_Work instructions_.
Within these entries, which lines include the string "angular"? Copy each one.

_Source data_.
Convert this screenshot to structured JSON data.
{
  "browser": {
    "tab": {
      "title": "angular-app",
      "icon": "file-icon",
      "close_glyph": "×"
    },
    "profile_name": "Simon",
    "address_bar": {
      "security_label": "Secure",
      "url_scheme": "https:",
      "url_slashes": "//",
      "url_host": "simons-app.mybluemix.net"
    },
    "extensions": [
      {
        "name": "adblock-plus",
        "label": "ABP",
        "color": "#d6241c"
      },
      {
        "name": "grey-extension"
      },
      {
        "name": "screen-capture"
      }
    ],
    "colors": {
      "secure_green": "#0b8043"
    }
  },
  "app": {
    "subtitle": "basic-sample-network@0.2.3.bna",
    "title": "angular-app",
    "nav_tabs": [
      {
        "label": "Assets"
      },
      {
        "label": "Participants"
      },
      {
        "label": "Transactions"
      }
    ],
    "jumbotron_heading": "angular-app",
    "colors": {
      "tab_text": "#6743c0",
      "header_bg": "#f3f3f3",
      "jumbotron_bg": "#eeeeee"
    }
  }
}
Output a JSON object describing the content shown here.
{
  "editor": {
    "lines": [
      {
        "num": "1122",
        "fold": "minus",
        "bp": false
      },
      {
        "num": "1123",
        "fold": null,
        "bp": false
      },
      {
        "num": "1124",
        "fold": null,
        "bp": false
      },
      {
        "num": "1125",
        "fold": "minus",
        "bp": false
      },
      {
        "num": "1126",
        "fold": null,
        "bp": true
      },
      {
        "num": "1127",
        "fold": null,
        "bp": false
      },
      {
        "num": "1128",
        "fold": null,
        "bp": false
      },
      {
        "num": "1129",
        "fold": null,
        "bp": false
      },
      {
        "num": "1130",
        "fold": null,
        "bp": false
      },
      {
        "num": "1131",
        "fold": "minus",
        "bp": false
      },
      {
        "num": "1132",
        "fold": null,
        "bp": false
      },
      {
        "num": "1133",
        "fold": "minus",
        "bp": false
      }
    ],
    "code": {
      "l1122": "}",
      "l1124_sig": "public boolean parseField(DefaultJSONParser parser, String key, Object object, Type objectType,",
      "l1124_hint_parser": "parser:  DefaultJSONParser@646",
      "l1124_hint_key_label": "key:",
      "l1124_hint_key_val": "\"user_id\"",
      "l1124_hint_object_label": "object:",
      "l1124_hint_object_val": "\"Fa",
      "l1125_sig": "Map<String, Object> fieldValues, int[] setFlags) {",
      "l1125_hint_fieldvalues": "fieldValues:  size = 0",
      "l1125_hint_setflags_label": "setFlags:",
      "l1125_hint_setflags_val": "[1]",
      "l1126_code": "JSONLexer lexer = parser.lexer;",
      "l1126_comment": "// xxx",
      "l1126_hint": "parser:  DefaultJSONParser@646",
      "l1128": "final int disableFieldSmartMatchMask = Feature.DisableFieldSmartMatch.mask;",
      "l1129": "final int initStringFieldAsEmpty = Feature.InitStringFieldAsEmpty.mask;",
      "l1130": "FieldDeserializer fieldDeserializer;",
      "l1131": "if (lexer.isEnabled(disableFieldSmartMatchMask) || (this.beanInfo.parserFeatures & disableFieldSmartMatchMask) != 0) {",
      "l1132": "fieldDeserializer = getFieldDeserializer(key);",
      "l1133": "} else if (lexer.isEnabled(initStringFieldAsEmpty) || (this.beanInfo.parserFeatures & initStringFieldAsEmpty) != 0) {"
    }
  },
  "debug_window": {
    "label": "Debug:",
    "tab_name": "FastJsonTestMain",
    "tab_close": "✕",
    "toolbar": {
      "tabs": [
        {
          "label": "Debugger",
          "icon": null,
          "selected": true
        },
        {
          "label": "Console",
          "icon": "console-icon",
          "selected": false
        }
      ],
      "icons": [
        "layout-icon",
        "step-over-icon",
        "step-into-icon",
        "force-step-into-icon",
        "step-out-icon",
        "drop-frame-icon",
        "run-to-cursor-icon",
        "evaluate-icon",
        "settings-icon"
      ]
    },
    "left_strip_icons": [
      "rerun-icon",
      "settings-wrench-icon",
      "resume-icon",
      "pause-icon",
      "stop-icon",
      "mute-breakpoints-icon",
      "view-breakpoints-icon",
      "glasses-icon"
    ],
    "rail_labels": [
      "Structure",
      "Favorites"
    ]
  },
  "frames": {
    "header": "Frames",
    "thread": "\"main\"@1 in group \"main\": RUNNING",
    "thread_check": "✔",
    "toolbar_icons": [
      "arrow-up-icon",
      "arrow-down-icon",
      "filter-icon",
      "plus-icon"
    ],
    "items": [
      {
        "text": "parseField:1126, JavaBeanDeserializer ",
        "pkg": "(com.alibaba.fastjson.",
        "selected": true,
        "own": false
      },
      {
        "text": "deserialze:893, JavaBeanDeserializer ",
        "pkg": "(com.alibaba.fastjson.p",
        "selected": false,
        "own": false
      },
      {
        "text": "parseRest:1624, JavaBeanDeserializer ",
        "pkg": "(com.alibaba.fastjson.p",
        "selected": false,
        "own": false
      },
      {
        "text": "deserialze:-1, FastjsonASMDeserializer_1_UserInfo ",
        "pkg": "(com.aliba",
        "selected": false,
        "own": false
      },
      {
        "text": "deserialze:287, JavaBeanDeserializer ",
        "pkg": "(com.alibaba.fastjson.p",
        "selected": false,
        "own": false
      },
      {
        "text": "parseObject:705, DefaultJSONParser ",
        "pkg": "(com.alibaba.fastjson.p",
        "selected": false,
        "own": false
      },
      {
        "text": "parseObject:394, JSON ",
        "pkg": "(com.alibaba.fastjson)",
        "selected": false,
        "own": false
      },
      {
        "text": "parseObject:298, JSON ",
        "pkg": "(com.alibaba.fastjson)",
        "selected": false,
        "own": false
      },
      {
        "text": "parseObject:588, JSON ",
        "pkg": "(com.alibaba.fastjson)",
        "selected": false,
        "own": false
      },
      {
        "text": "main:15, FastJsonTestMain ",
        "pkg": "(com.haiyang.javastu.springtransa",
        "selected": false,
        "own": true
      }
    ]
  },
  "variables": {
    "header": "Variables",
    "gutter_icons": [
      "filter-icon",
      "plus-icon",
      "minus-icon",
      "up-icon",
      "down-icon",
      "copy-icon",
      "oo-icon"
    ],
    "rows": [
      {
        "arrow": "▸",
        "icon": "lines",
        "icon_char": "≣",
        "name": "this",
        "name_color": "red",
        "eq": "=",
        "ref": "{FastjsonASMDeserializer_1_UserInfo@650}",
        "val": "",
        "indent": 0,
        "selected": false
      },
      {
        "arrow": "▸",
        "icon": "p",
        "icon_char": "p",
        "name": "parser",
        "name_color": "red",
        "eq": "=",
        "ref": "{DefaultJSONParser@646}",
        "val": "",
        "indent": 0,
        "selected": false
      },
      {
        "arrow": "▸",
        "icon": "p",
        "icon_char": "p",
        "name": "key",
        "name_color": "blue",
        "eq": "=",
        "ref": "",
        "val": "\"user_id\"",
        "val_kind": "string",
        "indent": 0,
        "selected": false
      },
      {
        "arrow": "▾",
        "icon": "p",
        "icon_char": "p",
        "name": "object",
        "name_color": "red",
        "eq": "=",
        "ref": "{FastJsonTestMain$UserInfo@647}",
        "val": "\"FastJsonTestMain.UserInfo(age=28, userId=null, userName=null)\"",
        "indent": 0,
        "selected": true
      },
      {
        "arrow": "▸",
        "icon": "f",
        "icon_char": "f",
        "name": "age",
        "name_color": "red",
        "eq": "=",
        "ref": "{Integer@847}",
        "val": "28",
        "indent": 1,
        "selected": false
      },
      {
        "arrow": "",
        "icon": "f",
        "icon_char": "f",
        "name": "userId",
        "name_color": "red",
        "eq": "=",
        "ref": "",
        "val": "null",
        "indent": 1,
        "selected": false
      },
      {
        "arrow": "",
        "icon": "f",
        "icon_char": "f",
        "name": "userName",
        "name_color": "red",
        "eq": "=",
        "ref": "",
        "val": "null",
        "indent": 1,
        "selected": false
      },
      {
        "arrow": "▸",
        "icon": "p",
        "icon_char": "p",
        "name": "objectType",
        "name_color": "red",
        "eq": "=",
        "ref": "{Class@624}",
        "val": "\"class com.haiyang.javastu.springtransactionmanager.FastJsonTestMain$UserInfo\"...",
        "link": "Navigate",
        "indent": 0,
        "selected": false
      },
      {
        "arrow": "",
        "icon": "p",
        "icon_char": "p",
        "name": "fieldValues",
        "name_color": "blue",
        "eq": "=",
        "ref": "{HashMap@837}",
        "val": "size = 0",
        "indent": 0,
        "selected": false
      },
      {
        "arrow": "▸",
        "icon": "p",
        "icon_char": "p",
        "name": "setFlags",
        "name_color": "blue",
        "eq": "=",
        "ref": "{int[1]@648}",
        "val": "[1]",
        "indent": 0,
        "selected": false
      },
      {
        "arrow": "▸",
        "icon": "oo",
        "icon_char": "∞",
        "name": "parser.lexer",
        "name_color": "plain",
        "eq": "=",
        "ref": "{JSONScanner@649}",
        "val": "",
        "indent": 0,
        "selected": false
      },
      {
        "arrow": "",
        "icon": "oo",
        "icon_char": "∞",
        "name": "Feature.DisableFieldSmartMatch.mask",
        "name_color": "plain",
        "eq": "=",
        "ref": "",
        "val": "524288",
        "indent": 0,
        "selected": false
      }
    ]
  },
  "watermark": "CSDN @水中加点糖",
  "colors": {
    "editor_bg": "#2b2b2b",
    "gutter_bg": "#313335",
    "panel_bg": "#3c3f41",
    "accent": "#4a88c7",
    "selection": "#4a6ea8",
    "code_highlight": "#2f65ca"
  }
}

_Answer space_.
      "title": "angular-app",
    "title": "angular-app",
    "jumbotron_heading": "angular-app",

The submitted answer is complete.